No, there's no liaison if the first word ends on the second-to-last consonant's sound and the last one is actually silent. "Murs" is pronounced like the singular "mur" and not "murZ" so you wouldn't make the liaison, but you would on "des oreilles" because "des" ends on the vowel's sound.
In fact, plural noun + verb is an optional liaison. You would pronounce the s in 'murs ont' if speaking more formally. In the case of 'Les absents ont', the s in 'les' is a required liaison but the s in 'absents' is again optional. Therefore you should always hear the first in any register of speech, but not always the second. Of course, native speakers frequently speak so fast that liaison rules disappear!
Same in Serbia!
The walls are listening-Zidovi slušaju
or The walls have ears-Zidovi imaju uši
Which is funny when I think about this- when parents/grandparents/teachers think you're not paying attention, they say ''Dobro,kome ja ovo pričam? Zidovima?'' meaning- ''So who am I telling this [to]? The walls?'' so it's funny we contradict ourselves

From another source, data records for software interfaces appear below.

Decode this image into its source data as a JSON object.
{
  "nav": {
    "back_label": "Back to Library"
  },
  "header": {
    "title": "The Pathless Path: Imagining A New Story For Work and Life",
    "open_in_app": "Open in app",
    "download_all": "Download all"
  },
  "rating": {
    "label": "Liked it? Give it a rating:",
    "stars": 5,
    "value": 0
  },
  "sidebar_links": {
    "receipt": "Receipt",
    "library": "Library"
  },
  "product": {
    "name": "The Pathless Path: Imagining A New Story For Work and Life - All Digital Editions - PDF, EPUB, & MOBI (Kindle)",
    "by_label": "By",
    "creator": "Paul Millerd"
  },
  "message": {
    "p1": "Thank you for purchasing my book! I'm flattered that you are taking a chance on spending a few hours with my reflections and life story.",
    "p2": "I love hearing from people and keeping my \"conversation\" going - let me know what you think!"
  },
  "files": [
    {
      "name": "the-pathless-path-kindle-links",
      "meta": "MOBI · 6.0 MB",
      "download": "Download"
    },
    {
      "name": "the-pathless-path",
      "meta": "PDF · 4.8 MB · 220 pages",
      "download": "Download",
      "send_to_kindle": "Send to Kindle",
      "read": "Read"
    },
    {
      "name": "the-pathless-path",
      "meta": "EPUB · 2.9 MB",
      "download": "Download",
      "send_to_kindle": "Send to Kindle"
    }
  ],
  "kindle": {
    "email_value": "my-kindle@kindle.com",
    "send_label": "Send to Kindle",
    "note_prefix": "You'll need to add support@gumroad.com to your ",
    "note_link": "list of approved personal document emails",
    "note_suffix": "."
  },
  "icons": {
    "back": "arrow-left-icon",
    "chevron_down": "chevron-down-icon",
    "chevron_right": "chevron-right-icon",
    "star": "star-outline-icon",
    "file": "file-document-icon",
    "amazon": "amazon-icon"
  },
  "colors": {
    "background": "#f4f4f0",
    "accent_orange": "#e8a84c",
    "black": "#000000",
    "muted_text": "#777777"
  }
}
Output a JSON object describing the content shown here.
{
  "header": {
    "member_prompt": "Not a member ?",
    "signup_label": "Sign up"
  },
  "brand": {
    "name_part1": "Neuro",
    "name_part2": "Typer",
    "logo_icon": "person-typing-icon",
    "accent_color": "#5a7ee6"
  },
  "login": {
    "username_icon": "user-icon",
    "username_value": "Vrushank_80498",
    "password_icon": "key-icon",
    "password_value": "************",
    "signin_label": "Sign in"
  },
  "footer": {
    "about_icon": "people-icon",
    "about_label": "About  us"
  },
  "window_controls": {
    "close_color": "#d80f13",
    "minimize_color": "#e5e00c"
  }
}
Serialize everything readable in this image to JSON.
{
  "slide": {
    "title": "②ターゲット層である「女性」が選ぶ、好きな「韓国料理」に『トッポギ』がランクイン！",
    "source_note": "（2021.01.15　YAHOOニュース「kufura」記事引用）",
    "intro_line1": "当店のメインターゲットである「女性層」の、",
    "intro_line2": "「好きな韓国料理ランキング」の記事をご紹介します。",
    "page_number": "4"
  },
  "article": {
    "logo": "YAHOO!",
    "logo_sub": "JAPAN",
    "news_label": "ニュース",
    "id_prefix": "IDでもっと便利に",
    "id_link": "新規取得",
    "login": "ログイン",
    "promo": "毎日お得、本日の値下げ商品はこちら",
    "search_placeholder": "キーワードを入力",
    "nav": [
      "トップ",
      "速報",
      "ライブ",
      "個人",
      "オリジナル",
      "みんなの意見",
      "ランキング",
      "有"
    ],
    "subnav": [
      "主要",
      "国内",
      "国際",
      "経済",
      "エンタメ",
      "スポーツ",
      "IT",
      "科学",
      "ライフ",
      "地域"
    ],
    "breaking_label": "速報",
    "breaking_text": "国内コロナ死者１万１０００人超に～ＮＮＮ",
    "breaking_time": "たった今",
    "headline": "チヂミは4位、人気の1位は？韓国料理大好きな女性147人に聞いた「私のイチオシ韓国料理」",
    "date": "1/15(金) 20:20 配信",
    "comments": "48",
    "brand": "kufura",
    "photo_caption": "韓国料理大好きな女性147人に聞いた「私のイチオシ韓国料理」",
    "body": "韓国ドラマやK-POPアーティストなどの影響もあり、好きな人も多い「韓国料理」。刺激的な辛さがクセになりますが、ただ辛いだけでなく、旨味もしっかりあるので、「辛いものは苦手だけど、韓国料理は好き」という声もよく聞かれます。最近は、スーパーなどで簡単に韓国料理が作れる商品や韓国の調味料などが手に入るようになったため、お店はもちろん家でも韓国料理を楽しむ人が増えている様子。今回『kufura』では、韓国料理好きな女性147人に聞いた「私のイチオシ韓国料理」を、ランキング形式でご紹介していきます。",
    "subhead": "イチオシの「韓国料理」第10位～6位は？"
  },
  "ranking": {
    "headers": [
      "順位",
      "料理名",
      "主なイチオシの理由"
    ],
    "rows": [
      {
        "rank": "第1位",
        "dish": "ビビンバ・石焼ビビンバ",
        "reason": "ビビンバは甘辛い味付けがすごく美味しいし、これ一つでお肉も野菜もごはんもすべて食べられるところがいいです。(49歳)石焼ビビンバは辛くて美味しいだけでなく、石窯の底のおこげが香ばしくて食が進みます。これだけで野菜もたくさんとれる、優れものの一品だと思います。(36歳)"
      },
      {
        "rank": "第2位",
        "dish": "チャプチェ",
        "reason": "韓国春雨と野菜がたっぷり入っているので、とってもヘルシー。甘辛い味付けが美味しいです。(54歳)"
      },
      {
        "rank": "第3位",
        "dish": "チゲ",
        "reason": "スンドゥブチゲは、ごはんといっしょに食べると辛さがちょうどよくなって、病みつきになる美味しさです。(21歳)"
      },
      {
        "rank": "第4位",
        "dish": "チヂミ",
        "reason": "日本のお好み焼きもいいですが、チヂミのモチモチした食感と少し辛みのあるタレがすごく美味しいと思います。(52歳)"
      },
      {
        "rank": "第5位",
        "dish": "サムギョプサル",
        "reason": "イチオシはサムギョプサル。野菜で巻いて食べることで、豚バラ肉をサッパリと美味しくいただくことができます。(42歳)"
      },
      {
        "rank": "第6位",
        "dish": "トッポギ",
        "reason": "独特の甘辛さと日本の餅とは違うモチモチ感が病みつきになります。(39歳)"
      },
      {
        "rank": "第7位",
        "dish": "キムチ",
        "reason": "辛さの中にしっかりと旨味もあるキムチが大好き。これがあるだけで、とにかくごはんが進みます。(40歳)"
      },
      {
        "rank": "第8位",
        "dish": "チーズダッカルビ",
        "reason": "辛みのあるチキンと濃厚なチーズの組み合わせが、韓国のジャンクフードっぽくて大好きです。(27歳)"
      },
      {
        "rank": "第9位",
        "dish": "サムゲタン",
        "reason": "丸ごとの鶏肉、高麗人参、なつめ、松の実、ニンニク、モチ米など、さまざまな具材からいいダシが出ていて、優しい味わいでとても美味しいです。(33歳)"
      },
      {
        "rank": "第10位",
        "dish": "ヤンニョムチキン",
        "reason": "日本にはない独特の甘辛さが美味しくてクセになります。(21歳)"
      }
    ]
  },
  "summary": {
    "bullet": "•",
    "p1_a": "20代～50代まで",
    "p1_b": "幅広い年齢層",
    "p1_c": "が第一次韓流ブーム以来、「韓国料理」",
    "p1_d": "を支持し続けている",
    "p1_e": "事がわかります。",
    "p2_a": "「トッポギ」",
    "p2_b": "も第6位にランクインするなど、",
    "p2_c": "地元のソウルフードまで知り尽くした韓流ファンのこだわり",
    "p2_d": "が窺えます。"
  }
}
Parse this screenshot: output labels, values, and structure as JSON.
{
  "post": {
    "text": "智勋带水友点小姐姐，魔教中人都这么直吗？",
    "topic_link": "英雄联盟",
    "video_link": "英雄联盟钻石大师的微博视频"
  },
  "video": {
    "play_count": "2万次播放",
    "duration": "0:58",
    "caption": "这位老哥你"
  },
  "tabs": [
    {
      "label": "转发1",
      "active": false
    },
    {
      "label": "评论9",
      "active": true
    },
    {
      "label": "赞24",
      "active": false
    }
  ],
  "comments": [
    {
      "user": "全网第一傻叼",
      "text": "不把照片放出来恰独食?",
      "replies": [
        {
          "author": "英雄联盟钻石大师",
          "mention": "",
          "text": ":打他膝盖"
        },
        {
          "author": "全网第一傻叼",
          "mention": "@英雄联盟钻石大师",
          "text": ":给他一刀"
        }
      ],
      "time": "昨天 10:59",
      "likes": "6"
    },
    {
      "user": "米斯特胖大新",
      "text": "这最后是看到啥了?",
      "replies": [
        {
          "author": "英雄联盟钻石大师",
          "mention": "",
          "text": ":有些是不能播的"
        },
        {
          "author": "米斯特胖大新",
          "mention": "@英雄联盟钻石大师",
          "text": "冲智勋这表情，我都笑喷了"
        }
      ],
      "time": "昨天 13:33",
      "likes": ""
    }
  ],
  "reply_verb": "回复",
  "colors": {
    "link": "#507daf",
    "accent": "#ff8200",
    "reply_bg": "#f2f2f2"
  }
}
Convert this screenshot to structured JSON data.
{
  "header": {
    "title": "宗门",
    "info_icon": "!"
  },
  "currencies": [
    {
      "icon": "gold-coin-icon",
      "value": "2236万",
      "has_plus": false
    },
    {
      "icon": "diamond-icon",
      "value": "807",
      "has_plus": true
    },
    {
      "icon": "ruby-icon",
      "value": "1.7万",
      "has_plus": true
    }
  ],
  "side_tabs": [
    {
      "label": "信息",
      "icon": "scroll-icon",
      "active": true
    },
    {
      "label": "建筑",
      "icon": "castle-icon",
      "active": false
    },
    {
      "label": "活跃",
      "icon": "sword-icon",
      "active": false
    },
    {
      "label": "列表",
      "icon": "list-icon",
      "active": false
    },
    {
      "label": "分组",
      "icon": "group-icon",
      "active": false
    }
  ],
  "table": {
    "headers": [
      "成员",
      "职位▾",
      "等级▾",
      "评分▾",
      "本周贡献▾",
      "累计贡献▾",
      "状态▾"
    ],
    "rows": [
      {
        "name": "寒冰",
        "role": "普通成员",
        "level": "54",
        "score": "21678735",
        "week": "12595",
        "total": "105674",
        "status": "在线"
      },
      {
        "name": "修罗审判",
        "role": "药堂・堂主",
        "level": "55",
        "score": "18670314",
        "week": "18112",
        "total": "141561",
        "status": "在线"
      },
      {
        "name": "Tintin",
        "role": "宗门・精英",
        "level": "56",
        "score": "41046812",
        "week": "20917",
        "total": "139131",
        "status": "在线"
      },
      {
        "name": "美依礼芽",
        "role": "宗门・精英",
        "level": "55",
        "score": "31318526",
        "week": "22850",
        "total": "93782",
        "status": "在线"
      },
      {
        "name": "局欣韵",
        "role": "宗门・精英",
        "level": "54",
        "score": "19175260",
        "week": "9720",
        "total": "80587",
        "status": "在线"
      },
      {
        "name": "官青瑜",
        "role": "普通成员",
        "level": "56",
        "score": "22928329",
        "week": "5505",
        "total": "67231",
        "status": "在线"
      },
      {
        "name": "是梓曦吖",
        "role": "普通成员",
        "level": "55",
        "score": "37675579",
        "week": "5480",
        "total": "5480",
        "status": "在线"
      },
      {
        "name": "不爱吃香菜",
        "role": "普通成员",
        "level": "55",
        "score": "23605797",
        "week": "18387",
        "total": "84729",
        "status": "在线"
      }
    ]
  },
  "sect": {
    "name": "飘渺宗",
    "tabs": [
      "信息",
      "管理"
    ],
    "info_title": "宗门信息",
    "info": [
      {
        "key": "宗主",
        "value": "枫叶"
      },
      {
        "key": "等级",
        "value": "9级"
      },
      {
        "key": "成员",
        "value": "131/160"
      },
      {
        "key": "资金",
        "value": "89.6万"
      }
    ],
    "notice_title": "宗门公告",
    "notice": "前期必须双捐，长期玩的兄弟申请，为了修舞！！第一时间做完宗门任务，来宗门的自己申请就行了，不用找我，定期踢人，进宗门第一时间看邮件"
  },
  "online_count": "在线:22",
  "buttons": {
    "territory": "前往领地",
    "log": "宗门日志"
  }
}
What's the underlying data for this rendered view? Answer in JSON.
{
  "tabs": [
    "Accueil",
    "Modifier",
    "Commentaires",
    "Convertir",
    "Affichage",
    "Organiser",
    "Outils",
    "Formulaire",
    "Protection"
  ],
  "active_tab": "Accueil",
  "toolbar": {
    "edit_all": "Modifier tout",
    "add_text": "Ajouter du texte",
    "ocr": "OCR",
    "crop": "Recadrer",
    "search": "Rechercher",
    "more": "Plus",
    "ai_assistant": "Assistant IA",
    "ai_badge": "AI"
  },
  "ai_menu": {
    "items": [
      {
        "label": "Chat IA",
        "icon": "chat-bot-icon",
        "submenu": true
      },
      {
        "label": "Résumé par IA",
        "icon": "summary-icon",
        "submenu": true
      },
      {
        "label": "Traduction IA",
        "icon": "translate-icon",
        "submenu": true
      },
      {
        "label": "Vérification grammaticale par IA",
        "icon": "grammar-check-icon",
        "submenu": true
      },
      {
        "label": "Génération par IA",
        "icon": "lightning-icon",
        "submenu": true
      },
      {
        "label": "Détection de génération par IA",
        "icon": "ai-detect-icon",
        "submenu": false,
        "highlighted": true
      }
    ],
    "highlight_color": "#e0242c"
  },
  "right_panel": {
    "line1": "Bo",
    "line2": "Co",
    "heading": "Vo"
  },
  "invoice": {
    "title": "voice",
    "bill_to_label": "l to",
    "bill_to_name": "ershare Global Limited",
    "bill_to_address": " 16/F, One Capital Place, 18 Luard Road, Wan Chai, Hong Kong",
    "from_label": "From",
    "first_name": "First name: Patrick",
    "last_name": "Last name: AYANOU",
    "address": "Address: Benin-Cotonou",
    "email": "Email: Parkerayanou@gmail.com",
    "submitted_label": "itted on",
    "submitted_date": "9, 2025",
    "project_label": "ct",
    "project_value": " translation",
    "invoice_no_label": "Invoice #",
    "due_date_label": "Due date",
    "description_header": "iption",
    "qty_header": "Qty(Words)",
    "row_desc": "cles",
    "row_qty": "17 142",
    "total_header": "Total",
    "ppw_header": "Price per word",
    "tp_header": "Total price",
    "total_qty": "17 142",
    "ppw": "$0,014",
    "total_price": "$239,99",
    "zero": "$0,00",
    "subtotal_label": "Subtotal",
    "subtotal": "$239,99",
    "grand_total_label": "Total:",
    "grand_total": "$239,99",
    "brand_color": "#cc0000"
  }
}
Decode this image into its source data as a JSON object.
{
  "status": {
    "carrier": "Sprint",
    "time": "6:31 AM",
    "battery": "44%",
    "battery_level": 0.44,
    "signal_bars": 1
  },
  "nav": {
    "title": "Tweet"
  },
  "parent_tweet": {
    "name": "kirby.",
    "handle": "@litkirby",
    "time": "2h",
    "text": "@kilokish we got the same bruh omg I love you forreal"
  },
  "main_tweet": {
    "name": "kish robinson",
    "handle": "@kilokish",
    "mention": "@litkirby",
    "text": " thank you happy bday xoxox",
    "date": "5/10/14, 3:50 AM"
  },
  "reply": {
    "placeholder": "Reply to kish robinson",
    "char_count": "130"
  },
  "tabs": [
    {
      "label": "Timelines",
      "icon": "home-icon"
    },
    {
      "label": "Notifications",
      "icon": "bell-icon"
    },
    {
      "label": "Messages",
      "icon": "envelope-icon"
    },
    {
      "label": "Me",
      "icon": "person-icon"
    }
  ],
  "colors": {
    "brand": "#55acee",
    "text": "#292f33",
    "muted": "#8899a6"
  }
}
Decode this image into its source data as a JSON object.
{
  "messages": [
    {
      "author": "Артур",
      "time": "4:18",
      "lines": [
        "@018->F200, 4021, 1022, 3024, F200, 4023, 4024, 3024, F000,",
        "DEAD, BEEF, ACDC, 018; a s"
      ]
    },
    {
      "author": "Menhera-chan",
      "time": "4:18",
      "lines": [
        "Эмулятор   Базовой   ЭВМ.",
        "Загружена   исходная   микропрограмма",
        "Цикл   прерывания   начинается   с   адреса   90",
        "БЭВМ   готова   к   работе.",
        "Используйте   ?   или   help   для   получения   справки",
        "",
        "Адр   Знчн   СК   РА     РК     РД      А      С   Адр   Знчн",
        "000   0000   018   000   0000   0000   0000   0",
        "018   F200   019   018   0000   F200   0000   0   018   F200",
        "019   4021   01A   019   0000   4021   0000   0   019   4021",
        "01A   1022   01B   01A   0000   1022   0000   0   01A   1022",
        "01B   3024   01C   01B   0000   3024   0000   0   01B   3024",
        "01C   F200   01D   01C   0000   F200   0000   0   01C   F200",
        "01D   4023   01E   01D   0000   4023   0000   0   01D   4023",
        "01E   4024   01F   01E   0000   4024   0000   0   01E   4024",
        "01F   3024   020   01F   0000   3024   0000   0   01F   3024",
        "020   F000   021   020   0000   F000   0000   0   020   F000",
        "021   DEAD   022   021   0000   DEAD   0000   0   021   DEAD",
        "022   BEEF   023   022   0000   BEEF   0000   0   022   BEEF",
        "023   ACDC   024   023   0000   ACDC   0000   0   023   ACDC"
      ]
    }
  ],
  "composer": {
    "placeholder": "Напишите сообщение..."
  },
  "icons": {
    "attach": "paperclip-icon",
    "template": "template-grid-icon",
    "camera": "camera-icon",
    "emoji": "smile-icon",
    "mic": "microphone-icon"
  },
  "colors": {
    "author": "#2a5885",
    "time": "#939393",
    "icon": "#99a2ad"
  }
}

It's kind of like saying that you never know who is listening and when they are listening.